__Task to complete__. In the listing, find every line that has the string "shown" and copy it.

__Exercise input__.
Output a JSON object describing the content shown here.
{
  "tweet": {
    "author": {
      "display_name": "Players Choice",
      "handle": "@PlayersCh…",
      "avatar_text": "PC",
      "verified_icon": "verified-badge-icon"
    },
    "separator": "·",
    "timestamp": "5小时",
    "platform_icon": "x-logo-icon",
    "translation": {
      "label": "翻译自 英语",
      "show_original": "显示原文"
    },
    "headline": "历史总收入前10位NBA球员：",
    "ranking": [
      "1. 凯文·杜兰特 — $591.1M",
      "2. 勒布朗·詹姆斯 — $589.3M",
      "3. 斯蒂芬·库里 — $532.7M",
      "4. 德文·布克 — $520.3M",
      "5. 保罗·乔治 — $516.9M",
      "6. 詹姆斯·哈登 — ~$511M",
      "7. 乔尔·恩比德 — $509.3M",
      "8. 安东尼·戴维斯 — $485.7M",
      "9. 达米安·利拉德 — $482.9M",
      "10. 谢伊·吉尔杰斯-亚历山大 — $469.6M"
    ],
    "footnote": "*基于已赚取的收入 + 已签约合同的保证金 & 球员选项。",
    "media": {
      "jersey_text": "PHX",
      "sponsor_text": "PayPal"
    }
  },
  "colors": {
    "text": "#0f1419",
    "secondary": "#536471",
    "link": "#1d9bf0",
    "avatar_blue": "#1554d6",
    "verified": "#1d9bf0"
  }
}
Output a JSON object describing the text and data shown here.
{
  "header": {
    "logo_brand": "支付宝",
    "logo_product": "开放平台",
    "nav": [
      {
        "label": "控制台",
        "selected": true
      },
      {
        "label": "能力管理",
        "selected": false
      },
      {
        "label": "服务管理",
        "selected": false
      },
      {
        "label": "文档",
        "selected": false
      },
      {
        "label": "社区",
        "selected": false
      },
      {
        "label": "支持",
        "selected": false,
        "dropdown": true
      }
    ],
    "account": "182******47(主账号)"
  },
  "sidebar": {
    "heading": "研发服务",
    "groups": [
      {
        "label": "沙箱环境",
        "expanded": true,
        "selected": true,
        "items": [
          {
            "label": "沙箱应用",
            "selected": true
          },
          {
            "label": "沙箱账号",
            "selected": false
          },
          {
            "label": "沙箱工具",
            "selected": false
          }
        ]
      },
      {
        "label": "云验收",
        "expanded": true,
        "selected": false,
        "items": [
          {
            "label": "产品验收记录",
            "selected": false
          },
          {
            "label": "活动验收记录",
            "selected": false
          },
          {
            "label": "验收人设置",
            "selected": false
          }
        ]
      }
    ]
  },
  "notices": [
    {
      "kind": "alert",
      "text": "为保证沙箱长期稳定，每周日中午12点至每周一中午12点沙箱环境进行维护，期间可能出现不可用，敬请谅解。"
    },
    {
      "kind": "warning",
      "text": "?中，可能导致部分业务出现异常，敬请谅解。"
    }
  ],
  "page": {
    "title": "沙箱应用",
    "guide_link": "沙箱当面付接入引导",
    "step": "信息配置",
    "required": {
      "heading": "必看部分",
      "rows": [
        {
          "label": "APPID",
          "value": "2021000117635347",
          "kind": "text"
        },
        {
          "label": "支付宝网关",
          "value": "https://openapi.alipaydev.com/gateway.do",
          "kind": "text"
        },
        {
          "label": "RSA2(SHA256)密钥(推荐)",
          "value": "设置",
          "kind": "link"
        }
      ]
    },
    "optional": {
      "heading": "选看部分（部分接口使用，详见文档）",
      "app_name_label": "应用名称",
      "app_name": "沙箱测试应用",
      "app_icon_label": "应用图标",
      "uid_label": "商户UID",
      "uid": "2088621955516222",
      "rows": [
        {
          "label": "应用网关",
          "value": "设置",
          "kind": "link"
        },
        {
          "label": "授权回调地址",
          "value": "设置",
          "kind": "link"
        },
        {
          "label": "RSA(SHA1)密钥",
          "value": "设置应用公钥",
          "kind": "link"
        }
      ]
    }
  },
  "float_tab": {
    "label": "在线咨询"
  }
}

__Answer section__.
Output a JSON object describing the content shown here.
Output a JSON object describing the text and data shown here.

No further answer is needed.